not been a party to the negotiations must not be pressurised to join the


The current MAI text is inconsistent with international agreements signed by

OECD countries, with existing OECD policies, and with national laws to
promote sustainable development. It also fails to take into account
important work carried out by investment experts and official bodies such as

the UNCTAD "development friendliness" criteria for investment agreements (4)

and other work on investor responsibility.

If the OECD policy statements are to have any meaning, the above provisions

must be fully integrated in the MAI with the same legal force as those on
economic liberalisation.

Given our grave concerns about the MAI and the unrealistically short time
frame within which the MAI is being concluded, we look to the OECD and its
member governments to fundamentally reconsider both the process and
substance of the draft agreement. We call on the OECD to make a specific and

detailed written response to our concerns. We also call on the OECD to avoid

talking publicly about its consultations with NGOs without also talking
about the serious concerns raised at those consultations.

Finally, we will continue our opposition to the MAI unless these demands are

met in full.


(1) OECD Ministerial Communique May 1997
(2) OECD Code of Conduct for Multinational Enterprises, Paris 1992
(3) "Shaping the 21st Century: The Contribution of Development Cooperation",

OECD 1997. (4) UNCTAD, World Investment Report 1997; UNCTAD Expert Meeting,"

Development Friendliness Criteria for Investment Frameworks", 1997.

Non-governmental organisations supporting this statement include:

Alternate Forum for Research in Mindanao (AFRIM), Inc, Philippines
ANPED, Netherlands
Association for Sustainability & Equity in the Americas
BC Green Party, Canada
Canadian Environmental Law Association, Canada
Center for International Environmental Law (CIEL), US
Central and Eastern European Bankwatch Network
Community Nutrition Institute, US
Consumer Unity & Trust Society (CUTS), India
Council of Canadians, Canada
The Edmonds Institute, US
Equipo Pueblo, Mexico
Fifty Years is Enough, US
Friends of the Earth International (FoEI)
Friends of the Earth Argentina
Friends of the Earth Australia
Friends of the Earth Austria
Friends of the Earth Bangladesh
Friends of the Earth Chile
Friends of the Earth Costa Rica
Friends of the Earth Curacao
Friends of the Earth Denmark
Friends of the Earth El Salvador
Friends of the Earth England, Wales and Northern Ireland
Friends of the Earth France
Friends of the Earth Germany
Friends of the Earth Grenada
Friends of the Earth Haiti
Friends of the Earth Indonesia
Friends of the Earth Luxembourg
Friends of the Earth Macedonia
Friends of the Earth Malaysia
Friends of the Earth Netherlands
Friends of the Earth Nigeria
Friends of the Earth Switzerland
Friends of the Earth United States
Focus on the Global South, Thailand
Forum Environment and Development
Guideposts for a Sustainable Future
Global Help Project
Greenpeace International
Interhemispheric Resource Center, US
Klamath Siskiyou Wildlands Center, US
Netherlands Committee of the IUCN, Netherlands
Pacific Environment & Resources Center - Pacific Rim
People's Forum 2001, Japan
Public Citizen, US
SAWTEE, Kathmandu, Nepal
Sierra Club of Canada, Canada
Swiss Coalition of Development Organisations, Switzerland
Third World Network, International
Tools for Transition, Netherlands
University of Victoria Students' Society, Canada
Witness for Peace, US
Women's Environment & Development Organisation (WEDO), US
Women's International League for Peace and Freedom (WILPF), US
World Development Movement, UK
World Economy, Ecology and Development Association (WEED), Germany
World Information Transfer
World Wide Fund for Nature International (WWF-I)

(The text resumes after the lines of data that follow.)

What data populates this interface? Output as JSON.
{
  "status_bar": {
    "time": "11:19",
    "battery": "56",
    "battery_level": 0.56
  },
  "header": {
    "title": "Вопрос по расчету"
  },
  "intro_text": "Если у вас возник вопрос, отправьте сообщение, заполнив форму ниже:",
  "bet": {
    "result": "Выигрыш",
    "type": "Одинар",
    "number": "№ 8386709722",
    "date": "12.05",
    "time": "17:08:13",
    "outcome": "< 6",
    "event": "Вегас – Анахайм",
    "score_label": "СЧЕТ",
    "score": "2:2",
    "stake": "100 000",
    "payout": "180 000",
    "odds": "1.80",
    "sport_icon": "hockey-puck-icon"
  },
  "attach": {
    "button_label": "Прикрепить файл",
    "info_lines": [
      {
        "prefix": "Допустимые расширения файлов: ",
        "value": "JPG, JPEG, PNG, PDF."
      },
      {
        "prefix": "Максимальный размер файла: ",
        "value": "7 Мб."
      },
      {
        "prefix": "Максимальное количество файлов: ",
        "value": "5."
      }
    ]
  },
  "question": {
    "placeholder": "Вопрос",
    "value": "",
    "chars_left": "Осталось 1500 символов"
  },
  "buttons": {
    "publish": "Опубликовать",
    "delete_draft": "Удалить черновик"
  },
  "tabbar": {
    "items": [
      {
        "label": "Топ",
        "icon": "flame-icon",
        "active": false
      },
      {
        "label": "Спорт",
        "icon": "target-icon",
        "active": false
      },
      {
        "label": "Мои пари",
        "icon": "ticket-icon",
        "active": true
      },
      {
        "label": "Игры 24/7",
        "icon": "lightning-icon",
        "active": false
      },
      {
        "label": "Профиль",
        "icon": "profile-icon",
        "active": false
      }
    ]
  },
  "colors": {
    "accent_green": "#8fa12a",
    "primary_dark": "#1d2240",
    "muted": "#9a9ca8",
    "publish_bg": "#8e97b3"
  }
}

Forwarded by:


Albin Keuc
European ECO Forum
(hosted by GAJA - Society for Sustainable Development)
Metelkova 6, P.O.Box 4440
1000 Ljubljana

tel: +386 61 1322354
fax: +386 61 1337029
(mirror site in Hungary, kindly hosted by Green Spider ZPOK - Vac)

World Wide Fund for Nature International (WWF-I)


Forwarded by:


Albin Keuc
European ECO Forum
(hosted by GAJA - Society for Sustainable Development)
Metelkova 6, P.O.Box 4440
1000 Ljubljana

tel: +386 61 1322354
fax: +386 61 1337029